-- PROBLEM DETAILS --
Taking the line with "What's the underlying" as the first and the last line of the entries as the final one, copy that span exactly.

= = =

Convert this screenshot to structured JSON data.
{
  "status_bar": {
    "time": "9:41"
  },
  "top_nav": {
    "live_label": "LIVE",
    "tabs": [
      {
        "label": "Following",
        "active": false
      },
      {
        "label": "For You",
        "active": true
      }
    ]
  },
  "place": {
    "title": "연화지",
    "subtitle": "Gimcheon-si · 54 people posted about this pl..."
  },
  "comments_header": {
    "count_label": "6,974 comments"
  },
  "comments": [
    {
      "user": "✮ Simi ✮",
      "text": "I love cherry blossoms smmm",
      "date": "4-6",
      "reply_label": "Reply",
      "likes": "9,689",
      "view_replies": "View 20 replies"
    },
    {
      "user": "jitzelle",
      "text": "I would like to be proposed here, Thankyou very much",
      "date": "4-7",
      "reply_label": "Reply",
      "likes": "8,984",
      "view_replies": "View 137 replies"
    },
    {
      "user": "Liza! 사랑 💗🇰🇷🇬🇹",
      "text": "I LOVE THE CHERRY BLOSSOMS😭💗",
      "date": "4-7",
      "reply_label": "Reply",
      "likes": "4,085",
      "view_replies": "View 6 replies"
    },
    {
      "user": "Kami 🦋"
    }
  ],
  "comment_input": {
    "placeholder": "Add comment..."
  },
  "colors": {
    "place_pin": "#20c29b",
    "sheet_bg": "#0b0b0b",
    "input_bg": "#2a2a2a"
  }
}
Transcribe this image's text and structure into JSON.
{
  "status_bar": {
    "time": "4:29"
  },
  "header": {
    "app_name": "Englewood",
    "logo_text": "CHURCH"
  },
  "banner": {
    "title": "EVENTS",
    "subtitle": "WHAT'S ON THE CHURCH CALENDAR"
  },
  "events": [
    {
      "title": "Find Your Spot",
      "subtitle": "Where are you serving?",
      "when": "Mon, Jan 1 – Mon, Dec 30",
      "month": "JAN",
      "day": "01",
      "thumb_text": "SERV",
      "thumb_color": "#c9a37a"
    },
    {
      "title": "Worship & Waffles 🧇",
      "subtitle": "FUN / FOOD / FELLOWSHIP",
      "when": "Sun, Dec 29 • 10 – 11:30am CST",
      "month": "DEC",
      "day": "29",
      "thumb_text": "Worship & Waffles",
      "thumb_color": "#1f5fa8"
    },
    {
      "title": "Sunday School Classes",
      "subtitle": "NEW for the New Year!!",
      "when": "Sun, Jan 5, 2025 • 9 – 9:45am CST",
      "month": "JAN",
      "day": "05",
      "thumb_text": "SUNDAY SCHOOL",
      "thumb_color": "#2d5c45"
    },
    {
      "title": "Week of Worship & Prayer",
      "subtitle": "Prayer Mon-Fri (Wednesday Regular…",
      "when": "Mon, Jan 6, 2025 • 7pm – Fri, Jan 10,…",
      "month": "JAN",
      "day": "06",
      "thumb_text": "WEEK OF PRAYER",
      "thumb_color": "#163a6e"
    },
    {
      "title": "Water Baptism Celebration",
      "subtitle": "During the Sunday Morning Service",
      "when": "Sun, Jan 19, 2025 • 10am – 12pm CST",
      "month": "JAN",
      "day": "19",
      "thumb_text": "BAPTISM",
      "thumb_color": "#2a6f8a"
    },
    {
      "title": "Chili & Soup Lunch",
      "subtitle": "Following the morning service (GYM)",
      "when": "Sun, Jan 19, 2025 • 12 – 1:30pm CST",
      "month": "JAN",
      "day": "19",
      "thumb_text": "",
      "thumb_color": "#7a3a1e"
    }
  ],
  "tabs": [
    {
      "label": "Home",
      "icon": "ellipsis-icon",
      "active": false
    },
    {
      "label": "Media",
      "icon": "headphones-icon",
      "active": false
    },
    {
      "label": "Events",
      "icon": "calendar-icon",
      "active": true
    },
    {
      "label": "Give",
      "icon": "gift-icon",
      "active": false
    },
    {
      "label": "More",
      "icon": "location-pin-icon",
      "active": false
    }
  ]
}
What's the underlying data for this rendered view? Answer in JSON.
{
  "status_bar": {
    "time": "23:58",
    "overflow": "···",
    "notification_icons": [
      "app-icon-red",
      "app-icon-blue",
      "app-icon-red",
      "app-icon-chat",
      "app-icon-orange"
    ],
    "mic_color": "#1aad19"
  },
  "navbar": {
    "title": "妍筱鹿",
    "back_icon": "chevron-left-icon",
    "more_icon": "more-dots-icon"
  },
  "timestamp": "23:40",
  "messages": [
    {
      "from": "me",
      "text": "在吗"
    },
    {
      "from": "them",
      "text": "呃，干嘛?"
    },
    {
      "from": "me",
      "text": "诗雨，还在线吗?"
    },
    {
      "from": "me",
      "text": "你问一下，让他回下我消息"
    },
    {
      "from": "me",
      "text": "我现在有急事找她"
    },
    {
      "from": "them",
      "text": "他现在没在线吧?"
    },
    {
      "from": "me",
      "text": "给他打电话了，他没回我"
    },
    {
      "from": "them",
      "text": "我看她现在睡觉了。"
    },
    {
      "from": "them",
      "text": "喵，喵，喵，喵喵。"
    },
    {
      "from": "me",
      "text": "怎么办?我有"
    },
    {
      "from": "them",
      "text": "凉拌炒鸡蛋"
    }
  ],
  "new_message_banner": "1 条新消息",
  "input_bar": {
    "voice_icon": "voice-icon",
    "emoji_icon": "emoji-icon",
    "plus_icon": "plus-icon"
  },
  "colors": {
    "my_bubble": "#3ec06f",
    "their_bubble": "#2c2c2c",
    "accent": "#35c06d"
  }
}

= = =

-- ANSWER SPACE --
What's the underlying data for this rendered view? Answer in JSON.
{
  "status_bar": {
    "time": "23:58",
    "overflow": "···",
    "notification_icons": [
      "app-icon-red",
      "app-icon-blue",
      "app-icon-red",
      "app-icon-chat",
      "app-icon-orange"
    ],
    "mic_color": "#1aad19"
  },
  "navbar": {
    "title": "妍筱鹿",
    "back_icon": "chevron-left-icon",
    "more_icon": "more-dots-icon"
  },
  "timestamp": "23:40",
  "messages": [
    {
      "from": "me",
      "text": "在吗"
    },
    {
      "from": "them",
      "text": "呃，干嘛?"
    },
    {
      "from": "me",
      "text": "诗雨，还在线吗?"
    },
    {
      "from": "me",
      "text": "你问一下，让他回下我消息"
    },
    {
      "from": "me",
      "text": "我现在有急事找她"
    },
    {
      "from": "them",
      "text": "他现在没在线吧?"
    },
    {
      "from": "me",
      "text": "给他打电话了，他没回我"
    },
    {
      "from": "them",
      "text": "我看她现在睡觉了。"
    },
    {
      "from": "them",
      "text": "喵，喵，喵，喵喵。"
    },
    {
      "from": "me",
      "text": "怎么办?我有"
    },
    {
      "from": "them",
      "text": "凉拌炒鸡蛋"
    }
  ],
  "new_message_banner": "1 条新消息",
  "input_bar": {
    "voice_icon": "voice-icon",
    "emoji_icon": "emoji-icon",
    "plus_icon": "plus-icon"
  },
  "colors": {
    "my_bubble": "#3ec06f",
    "their_bubble": "#2c2c2c",
    "accent": "#35c06d"
  }
}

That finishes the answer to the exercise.